Read the data below. Then repeat all of it exactly.

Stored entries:
# # #

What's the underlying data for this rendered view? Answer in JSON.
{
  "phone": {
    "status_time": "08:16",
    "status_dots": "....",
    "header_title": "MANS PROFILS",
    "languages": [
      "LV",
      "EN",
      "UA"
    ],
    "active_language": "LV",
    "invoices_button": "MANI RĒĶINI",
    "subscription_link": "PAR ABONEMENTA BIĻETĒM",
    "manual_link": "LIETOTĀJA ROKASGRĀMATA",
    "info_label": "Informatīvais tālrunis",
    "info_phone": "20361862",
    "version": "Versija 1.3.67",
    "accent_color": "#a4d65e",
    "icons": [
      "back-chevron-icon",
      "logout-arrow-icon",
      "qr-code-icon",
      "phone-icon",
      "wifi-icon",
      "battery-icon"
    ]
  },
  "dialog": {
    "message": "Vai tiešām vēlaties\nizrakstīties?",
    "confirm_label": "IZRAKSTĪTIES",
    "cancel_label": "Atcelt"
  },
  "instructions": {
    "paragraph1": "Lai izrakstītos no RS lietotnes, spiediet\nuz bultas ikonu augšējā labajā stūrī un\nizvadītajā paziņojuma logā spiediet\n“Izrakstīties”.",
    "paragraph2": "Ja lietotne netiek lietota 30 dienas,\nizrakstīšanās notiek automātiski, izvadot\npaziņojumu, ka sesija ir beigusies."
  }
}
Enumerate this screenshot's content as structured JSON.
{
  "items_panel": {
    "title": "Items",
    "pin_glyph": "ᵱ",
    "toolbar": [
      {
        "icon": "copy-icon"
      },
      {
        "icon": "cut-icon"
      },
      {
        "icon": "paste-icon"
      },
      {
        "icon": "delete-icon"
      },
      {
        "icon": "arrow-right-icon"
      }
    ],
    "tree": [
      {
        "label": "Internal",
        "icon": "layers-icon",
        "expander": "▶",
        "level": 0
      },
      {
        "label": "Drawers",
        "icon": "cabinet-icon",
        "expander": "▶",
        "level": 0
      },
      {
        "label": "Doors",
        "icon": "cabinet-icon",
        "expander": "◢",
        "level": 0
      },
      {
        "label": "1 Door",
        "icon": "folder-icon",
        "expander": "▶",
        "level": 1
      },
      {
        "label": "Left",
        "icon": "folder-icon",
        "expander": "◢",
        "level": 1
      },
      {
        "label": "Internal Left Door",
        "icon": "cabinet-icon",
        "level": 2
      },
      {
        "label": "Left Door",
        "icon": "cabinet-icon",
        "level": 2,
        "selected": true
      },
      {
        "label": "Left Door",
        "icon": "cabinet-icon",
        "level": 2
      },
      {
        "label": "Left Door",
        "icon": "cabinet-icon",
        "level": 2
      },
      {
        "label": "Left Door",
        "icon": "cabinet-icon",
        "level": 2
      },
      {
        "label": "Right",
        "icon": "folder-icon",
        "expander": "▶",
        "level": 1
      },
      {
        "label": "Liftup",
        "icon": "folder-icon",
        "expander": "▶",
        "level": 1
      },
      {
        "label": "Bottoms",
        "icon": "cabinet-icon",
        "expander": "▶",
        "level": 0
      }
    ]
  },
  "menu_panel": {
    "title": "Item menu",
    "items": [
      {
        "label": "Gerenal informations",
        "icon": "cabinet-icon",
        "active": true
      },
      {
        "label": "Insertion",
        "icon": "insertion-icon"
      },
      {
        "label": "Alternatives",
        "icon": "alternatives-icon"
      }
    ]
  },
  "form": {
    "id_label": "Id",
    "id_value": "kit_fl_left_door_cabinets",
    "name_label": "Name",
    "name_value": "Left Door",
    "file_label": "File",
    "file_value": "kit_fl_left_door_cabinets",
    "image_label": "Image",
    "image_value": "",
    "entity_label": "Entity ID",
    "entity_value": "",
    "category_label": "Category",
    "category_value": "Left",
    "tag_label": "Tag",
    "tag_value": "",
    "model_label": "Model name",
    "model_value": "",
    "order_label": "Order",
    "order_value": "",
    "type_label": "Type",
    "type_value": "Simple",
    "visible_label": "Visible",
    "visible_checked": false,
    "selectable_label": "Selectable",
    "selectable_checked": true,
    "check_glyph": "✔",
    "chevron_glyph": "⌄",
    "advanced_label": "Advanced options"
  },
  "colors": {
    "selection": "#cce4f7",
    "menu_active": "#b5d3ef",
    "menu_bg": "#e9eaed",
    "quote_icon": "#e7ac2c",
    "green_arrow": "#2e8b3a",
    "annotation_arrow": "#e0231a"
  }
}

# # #

» Task answer:
What's the underlying data for this rendered view? Answer in JSON.
{
  "phone": {
    "status_time": "08:16",
    "status_dots": "....",
    "header_title": "MANS PROFILS",
    "languages": [
      "LV",
      "EN",
      "UA"
    ],
    "active_language": "LV",
    "invoices_button": "MANI RĒĶINI",
    "subscription_link": "PAR ABONEMENTA BIĻETĒM",
    "manual_link": "LIETOTĀJA ROKASGRĀMATA",
    "info_label": "Informatīvais tālrunis",
    "info_phone": "20361862",
    "version": "Versija 1.3.67",
    "accent_color": "#a4d65e",
    "icons": [
      "back-chevron-icon",
      "logout-arrow-icon",
      "qr-code-icon",
      "phone-icon",
      "wifi-icon",
      "battery-icon"
    ]
  },
  "dialog": {
    "message": "Vai tiešām vēlaties\nizrakstīties?",
    "confirm_label": "IZRAKSTĪTIES",
    "cancel_label": "Atcelt"
  },
  "instructions": {
    "paragraph1": "Lai izrakstītos no RS lietotnes, spiediet\nuz bultas ikonu augšējā labajā stūrī un\nizvadītajā paziņojuma logā spiediet\n“Izrakstīties”.",
    "paragraph2": "Ja lietotne netiek lietota 30 dienas,\nizrakstīšanās notiek automātiski, izvadot\npaziņojumu, ka sesija ir beigusies."
  }
}
Enumerate this screenshot's content as structured JSON.
{
  "items_panel": {
    "title": "Items",
    "pin_glyph": "ᵱ",
    "toolbar": [
      {
        "icon": "copy-icon"
      },
      {
        "icon": "cut-icon"
      },
      {
        "icon": "paste-icon"
      },
      {
        "icon": "delete-icon"
      },
      {
        "icon": "arrow-right-icon"
      }
    ],
    "tree": [
      {
        "label": "Internal",
        "icon": "layers-icon",
        "expander": "▶",
        "level": 0
      },
      {
        "label": "Drawers",
        "icon": "cabinet-icon",
        "expander": "▶",
        "level": 0
      },
      {
        "label": "Doors",
        "icon": "cabinet-icon",
        "expander": "◢",
        "level": 0
      },
      {
        "label": "1 Door",
        "icon": "folder-icon",
        "expander": "▶",
        "level": 1
      },
      {
        "label": "Left",
        "icon": "folder-icon",
        "expander": "◢",
        "level": 1
      },
      {
        "label": "Internal Left Door",
        "icon": "cabinet-icon",
        "level": 2
      },
      {
        "label": "Left Door",
        "icon": "cabinet-icon",
        "level": 2,
        "selected": true
      },
      {
        "label": "Left Door",
        "icon": "cabinet-icon",
        "level": 2
      },
      {
        "label": "Left Door",
        "icon": "cabinet-icon",
        "level": 2
      },
      {
        "label": "Left Door",
        "icon": "cabinet-icon",
        "level": 2
      },
      {
        "label": "Right",
        "icon": "folder-icon",
        "expander": "▶",
        "level": 1
      },
      {
        "label": "Liftup",
        "icon": "folder-icon",
        "expander": "▶",
        "level": 1
      },
      {
        "label": "Bottoms",
        "icon": "cabinet-icon",
        "expander": "▶",
        "level": 0
      }
    ]
  },
  "menu_panel": {
    "title": "Item menu",
    "items": [
      {
        "label": "Gerenal informations",
        "icon": "cabinet-icon",
        "active": true
      },
      {
        "label": "Insertion",
        "icon": "insertion-icon"
      },
      {
        "label": "Alternatives",
        "icon": "alternatives-icon"
      }
    ]
  },
  "form": {
    "id_label": "Id",
    "id_value": "kit_fl_left_door_cabinets",
    "name_label": "Name",
    "name_value": "Left Door",
    "file_label": "File",
    "file_value": "kit_fl_left_door_cabinets",
    "image_label": "Image",
    "image_value": "",
    "entity_label": "Entity ID",
    "entity_value": "",
    "category_label": "Category",
    "category_value": "Left",
    "tag_label": "Tag",
    "tag_value": "",
    "model_label": "Model name",
    "model_value": "",
    "order_label": "Order",
    "order_value": "",
    "type_label": "Type",
    "type_value": "Simple",
    "visible_label": "Visible",
    "visible_checked": false,
    "selectable_label": "Selectable",
    "selectable_checked": true,
    "check_glyph": "✔",
    "chevron_glyph": "⌄",
    "advanced_label": "Advanced options"
  },
  "colors": {
    "selection": "#cce4f7",
    "menu_active": "#b5d3ef",
    "menu_bg": "#e9eaed",
    "quote_icon": "#e7ac2c",
    "green_arrow": "#2e8b3a",
    "annotation_arrow": "#e0231a"
  }
}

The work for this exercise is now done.